Dad had a very successful phone interview on Friday for a job that has three positions available, and he was only one of three people interviewed. There's a very good chance that this job, which he'd really like to do, could be our supersonic ticket out of here.

This job combines Dad's decades of experience in teaching and working for Southern Bell/BellSouth. He'll be doing exactly what he wants, and he'll be a lot happier. What about me? A campus supervisor? Is reading and writing after work and on weekends and teacher workdays and holidays enough? No.

If Dad can find the job that completely suits him, so can I. I don't want my reading and writing to be shunted to the side. I want it to be the center of my life every day.

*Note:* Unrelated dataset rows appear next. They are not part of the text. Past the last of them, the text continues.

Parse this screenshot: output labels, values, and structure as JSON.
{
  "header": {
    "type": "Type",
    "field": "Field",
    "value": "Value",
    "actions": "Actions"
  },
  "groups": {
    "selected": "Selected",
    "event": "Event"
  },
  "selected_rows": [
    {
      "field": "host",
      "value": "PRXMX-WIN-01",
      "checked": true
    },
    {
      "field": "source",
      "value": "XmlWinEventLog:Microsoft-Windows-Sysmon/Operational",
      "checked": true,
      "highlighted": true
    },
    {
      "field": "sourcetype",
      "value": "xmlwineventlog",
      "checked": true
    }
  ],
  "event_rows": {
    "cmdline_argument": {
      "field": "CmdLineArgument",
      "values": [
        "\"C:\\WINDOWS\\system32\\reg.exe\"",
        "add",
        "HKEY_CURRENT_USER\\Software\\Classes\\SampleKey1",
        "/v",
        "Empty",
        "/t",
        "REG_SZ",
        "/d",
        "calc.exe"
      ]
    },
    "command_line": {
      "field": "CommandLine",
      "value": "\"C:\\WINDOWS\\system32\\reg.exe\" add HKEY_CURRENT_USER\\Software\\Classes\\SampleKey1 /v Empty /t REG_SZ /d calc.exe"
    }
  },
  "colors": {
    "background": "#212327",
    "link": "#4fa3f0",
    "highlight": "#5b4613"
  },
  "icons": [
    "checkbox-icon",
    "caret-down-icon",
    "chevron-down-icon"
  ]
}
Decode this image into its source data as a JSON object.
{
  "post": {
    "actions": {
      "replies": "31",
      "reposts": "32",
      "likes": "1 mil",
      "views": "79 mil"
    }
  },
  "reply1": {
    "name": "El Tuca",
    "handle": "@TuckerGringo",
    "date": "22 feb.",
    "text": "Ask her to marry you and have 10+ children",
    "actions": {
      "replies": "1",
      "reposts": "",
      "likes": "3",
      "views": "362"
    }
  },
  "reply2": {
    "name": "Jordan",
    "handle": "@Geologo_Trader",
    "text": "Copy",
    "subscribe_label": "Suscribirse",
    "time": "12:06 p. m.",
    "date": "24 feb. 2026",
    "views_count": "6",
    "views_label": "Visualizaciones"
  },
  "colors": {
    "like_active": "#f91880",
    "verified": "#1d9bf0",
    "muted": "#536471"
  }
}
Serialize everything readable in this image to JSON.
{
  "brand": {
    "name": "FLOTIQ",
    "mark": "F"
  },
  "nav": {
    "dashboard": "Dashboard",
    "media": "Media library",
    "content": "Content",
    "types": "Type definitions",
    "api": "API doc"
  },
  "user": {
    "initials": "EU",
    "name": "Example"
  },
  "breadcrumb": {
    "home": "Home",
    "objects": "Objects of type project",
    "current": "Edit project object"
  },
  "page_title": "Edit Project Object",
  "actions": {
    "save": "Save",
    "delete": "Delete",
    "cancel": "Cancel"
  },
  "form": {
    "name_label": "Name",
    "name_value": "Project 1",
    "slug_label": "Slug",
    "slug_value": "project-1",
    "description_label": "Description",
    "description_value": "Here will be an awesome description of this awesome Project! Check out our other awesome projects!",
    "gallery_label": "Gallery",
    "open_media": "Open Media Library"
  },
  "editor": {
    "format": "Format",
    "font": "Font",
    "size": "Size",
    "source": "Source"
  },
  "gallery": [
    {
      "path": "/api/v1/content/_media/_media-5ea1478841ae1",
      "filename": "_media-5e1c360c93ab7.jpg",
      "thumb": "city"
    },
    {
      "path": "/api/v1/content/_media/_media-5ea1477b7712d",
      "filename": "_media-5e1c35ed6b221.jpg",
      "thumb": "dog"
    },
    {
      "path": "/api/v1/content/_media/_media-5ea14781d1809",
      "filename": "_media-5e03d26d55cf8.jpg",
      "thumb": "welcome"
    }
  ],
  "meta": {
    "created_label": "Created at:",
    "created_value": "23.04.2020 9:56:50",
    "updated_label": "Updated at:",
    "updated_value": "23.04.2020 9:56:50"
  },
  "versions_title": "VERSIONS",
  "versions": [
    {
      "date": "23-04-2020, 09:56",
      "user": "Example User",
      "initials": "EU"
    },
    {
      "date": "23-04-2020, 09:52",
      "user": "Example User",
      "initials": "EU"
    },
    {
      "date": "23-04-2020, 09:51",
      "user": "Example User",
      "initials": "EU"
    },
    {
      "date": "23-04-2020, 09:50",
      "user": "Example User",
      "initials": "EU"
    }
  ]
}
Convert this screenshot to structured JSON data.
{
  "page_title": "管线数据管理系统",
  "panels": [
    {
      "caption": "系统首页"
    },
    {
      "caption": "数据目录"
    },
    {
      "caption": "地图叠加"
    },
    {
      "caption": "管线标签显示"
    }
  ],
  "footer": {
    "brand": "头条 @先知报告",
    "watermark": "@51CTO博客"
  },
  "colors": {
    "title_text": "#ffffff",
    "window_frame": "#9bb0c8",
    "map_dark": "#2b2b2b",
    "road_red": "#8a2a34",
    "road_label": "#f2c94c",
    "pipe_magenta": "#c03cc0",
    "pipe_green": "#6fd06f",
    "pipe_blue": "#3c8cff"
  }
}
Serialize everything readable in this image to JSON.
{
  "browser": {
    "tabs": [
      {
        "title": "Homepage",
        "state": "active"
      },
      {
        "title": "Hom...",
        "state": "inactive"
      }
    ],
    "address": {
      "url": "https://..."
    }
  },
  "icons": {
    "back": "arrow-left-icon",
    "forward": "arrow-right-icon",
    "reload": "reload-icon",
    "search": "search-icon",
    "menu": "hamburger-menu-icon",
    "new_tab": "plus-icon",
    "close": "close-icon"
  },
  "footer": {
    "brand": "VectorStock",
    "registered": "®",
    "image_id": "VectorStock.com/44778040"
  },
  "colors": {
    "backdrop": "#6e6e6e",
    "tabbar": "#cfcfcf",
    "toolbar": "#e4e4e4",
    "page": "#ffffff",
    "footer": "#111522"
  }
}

I'm not going to get that by being a campus supervisor. It's still an option, as I'm keeping all my options open, but it's not my main hope anymore.

I've decided that I want to be a copywriter or a content developer, and I started by applying to be a content developer for The company matches my love for Las Vegas and their offices are close to our new apartment in Henderson. I read the requirements, and I fit all of them. I have the experience, the computer knowledge, and I know I can do everything they want. They can ask for copy in any style they want and I will work promptly and diligently to match it. Most of all, I want to explore every inch of Las Vegas once I'm a resident and this is one of the best ways to do it.

This is the year to challenge myself and go for what I really want to do, not what I think I should do so I have a chance to do what I want to do. This will keep my writing the center of my life, and make it stronger because of it.

I wrote movie reviews for 11 years, I worked in two newsrooms, and I know Internet media. I'm a little nervous, but I'm ready. Let's do this.